Data entries:
· · ·

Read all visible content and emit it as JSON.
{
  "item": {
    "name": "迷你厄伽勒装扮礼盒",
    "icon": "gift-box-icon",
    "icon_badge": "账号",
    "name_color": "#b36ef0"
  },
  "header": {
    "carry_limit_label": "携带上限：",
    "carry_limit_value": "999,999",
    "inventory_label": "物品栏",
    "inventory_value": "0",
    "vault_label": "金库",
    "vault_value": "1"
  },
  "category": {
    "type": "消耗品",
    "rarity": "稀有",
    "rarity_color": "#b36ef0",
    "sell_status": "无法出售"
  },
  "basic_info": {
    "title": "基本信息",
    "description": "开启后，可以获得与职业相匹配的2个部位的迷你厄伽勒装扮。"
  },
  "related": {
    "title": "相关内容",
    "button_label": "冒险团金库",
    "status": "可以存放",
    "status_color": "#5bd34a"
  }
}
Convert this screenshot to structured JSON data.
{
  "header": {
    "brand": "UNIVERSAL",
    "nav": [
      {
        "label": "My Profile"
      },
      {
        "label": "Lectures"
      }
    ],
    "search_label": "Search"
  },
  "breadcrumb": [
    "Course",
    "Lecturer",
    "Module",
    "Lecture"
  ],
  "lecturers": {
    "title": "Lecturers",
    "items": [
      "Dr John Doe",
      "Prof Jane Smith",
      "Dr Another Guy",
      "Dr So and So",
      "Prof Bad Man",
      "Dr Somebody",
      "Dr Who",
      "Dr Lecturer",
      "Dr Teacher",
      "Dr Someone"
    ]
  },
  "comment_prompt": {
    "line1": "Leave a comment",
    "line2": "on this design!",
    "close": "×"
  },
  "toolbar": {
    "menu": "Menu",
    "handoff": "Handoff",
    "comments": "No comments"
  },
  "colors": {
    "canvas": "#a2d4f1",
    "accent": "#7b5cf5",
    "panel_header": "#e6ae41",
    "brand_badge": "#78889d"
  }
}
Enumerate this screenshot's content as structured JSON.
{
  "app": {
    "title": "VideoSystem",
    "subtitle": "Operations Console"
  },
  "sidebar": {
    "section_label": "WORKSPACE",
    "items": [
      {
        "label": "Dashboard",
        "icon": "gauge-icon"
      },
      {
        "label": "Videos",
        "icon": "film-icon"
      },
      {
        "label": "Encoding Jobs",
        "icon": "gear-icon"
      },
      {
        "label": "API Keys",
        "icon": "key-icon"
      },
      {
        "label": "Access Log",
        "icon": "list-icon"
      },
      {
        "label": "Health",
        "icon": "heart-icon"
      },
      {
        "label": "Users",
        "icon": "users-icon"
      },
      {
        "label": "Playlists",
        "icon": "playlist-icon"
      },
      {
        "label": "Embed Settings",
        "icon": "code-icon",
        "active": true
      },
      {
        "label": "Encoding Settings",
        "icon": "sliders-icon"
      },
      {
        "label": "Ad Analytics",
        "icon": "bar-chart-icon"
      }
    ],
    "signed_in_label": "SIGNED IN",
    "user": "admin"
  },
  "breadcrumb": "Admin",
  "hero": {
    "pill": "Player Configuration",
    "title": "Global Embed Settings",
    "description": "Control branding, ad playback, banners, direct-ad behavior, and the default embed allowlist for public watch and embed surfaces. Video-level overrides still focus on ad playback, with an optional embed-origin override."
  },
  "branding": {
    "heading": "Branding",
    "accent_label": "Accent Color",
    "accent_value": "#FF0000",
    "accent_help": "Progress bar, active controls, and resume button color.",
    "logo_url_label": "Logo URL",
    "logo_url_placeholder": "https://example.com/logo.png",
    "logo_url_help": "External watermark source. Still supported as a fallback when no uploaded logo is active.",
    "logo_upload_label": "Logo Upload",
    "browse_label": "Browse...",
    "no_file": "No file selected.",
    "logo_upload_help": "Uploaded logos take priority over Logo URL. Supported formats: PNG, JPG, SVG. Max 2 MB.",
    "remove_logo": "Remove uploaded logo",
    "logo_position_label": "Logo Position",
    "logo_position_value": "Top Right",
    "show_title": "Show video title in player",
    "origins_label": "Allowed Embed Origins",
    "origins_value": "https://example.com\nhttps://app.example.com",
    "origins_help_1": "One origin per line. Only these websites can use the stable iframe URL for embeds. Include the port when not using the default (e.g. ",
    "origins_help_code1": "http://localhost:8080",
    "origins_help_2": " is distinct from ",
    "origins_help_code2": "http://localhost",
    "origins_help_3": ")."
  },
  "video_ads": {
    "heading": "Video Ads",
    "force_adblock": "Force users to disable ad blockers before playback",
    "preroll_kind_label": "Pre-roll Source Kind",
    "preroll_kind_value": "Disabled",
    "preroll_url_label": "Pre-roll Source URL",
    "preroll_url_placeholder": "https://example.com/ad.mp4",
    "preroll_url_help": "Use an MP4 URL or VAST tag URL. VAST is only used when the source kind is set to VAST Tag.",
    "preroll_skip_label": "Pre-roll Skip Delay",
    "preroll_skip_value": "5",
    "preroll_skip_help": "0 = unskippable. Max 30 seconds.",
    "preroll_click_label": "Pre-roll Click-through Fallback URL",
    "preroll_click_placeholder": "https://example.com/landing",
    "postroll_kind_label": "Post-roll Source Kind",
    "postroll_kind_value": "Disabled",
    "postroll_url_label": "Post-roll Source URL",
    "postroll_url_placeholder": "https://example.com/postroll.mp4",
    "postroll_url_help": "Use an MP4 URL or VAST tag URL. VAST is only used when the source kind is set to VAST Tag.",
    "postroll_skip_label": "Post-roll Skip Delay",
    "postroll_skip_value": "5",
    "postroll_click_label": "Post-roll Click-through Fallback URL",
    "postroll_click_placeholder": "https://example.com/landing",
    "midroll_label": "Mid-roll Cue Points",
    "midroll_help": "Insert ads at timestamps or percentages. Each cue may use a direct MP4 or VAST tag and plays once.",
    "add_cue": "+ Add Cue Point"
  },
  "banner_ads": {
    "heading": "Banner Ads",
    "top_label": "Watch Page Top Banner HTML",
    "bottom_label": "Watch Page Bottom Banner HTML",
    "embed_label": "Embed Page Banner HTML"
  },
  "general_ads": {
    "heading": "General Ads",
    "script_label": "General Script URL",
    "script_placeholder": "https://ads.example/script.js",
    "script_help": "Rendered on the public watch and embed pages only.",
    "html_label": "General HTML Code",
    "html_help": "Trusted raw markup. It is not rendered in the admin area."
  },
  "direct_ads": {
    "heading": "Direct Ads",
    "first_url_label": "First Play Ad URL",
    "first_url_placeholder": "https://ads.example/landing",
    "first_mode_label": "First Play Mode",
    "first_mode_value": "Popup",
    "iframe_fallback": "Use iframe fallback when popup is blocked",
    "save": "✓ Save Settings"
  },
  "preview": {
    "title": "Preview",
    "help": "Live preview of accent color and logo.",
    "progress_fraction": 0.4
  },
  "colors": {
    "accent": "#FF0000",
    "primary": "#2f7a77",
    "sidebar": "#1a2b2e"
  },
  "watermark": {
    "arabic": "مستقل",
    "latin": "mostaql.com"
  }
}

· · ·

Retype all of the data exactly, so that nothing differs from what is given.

Read all visible content and emit it as JSON.
{
  "item": {
    "name": "迷你厄伽勒装扮礼盒",
    "icon": "gift-box-icon",
    "icon_badge": "账号",
    "name_color": "#b36ef0"
  },
  "header": {
    "carry_limit_label": "携带上限：",
    "carry_limit_value": "999,999",
    "inventory_label": "物品栏",
    "inventory_value": "0",
    "vault_label": "金库",
    "vault_value": "1"
  },
  "category": {
    "type": "消耗品",
    "rarity": "稀有",
    "rarity_color": "#b36ef0",
    "sell_status": "无法出售"
  },
  "basic_info": {
    "title": "基本信息",
    "description": "开启后，可以获得与职业相匹配的2个部位的迷你厄伽勒装扮。"
  },
  "related": {
    "title": "相关内容",
    "button_label": "冒险团金库",
    "status": "可以存放",
    "status_color": "#5bd34a"
  }
}
Convert this screenshot to structured JSON data.
{
  "header": {
    "brand": "UNIVERSAL",
    "nav": [
      {
        "label": "My Profile"
      },
      {
        "label": "Lectures"
      }
    ],
    "search_label": "Search"
  },
  "breadcrumb": [
    "Course",
    "Lecturer",
    "Module",
    "Lecture"
  ],
  "lecturers": {
    "title": "Lecturers",
    "items": [
      "Dr John Doe",
      "Prof Jane Smith",
      "Dr Another Guy",
      "Dr So and So",
      "Prof Bad Man",
      "Dr Somebody",
      "Dr Who",
      "Dr Lecturer",
      "Dr Teacher",
      "Dr Someone"
    ]
  },
  "comment_prompt": {
    "line1": "Leave a comment",
    "line2": "on this design!",
    "close": "×"
  },
  "toolbar": {
    "menu": "Menu",
    "handoff": "Handoff",
    "comments": "No comments"
  },
  "colors": {
    "canvas": "#a2d4f1",
    "accent": "#7b5cf5",
    "panel_header": "#e6ae41",
    "brand_badge": "#78889d"
  }
}
Enumerate this screenshot's content as structured JSON.
{
  "app": {
    "title": "VideoSystem",
    "subtitle": "Operations Console"
  },
  "sidebar": {
    "section_label": "WORKSPACE",
    "items": [
      {
        "label": "Dashboard",
        "icon": "gauge-icon"
      },
      {
        "label": "Videos",
        "icon": "film-icon"
      },
      {
        "label": "Encoding Jobs",
        "icon": "gear-icon"
      },
      {
        "label": "API Keys",
        "icon": "key-icon"
      },
      {
        "label": "Access Log",
        "icon": "list-icon"
      },
      {
        "label": "Health",
        "icon": "heart-icon"
      },
      {
        "label": "Users",
        "icon": "users-icon"
      },
      {
        "label": "Playlists",
        "icon": "playlist-icon"
      },
      {
        "label": "Embed Settings",
        "icon": "code-icon",
        "active": true
      },
      {
        "label": "Encoding Settings",
        "icon": "sliders-icon"
      },
      {
        "label": "Ad Analytics",
        "icon": "bar-chart-icon"
      }
    ],
    "signed_in_label": "SIGNED IN",
    "user": "admin"
  },
  "breadcrumb": "Admin",
  "hero": {
    "pill": "Player Configuration",
    "title": "Global Embed Settings",
    "description": "Control branding, ad playback, banners, direct-ad behavior, and the default embed allowlist for public watch and embed surfaces. Video-level overrides still focus on ad playback, with an optional embed-origin override."
  },
  "branding": {
    "heading": "Branding",
    "accent_label": "Accent Color",
    "accent_value": "#FF0000",
    "accent_help": "Progress bar, active controls, and resume button color.",
    "logo_url_label": "Logo URL",
    "logo_url_placeholder": "https://example.com/logo.png",
    "logo_url_help": "External watermark source. Still supported as a fallback when no uploaded logo is active.",
    "logo_upload_label": "Logo Upload",
    "browse_label": "Browse...",
    "no_file": "No file selected.",
    "logo_upload_help": "Uploaded logos take priority over Logo URL. Supported formats: PNG, JPG, SVG. Max 2 MB.",
    "remove_logo": "Remove uploaded logo",
    "logo_position_label": "Logo Position",
    "logo_position_value": "Top Right",
    "show_title": "Show video title in player",
    "origins_label": "Allowed Embed Origins",
    "origins_value": "https://example.com\nhttps://app.example.com",
    "origins_help_1": "One origin per line. Only these websites can use the stable iframe URL for embeds. Include the port when not using the default (e.g. ",
    "origins_help_code1": "http://localhost:8080",
    "origins_help_2": " is distinct from ",
    "origins_help_code2": "http://localhost",
    "origins_help_3": ")."
  },
  "video_ads": {
    "heading": "Video Ads",
    "force_adblock": "Force users to disable ad blockers before playback",
    "preroll_kind_label": "Pre-roll Source Kind",
    "preroll_kind_value": "Disabled",
    "preroll_url_label": "Pre-roll Source URL",
    "preroll_url_placeholder": "https://example.com/ad.mp4",
    "preroll_url_help": "Use an MP4 URL or VAST tag URL. VAST is only used when the source kind is set to VAST Tag.",
    "preroll_skip_label": "Pre-roll Skip Delay",
    "preroll_skip_value": "5",
    "preroll_skip_help": "0 = unskippable. Max 30 seconds.",
    "preroll_click_label": "Pre-roll Click-through Fallback URL",
    "preroll_click_placeholder": "https://example.com/landing",
    "postroll_kind_label": "Post-roll Source Kind",
    "postroll_kind_value": "Disabled",
    "postroll_url_label": "Post-roll Source URL",
    "postroll_url_placeholder": "https://example.com/postroll.mp4",
    "postroll_url_help": "Use an MP4 URL or VAST tag URL. VAST is only used when the source kind is set to VAST Tag.",
    "postroll_skip_label": "Post-roll Skip Delay",
    "postroll_skip_value": "5",
    "postroll_click_label": "Post-roll Click-through Fallback URL",
    "postroll_click_placeholder": "https://example.com/landing",
    "midroll_label": "Mid-roll Cue Points",
    "midroll_help": "Insert ads at timestamps or percentages. Each cue may use a direct MP4 or VAST tag and plays once.",
    "add_cue": "+ Add Cue Point"
  },
  "banner_ads": {
    "heading": "Banner Ads",
    "top_label": "Watch Page Top Banner HTML",
    "bottom_label": "Watch Page Bottom Banner HTML",
    "embed_label": "Embed Page Banner HTML"
  },
  "general_ads": {
    "heading": "General Ads",
    "script_label": "General Script URL",
    "script_placeholder": "https://ads.example/script.js",
    "script_help": "Rendered on the public watch and embed pages only.",
    "html_label": "General HTML Code",
    "html_help": "Trusted raw markup. It is not rendered in the admin area."
  },
  "direct_ads": {
    "heading": "Direct Ads",
    "first_url_label": "First Play Ad URL",
    "first_url_placeholder": "https://ads.example/landing",
    "first_mode_label": "First Play Mode",
    "first_mode_value": "Popup",
    "iframe_fallback": "Use iframe fallback when popup is blocked",
    "save": "✓ Save Settings"
  },
  "preview": {
    "title": "Preview",
    "help": "Live preview of accent color and logo.",
    "progress_fraction": 0.4
  },
  "colors": {
    "accent": "#FF0000",
    "primary": "#2f7a77",
    "sidebar": "#1a2b2e"
  },
  "watermark": {
    "arabic": "مستقل",
    "latin": "mostaql.com"
  }
}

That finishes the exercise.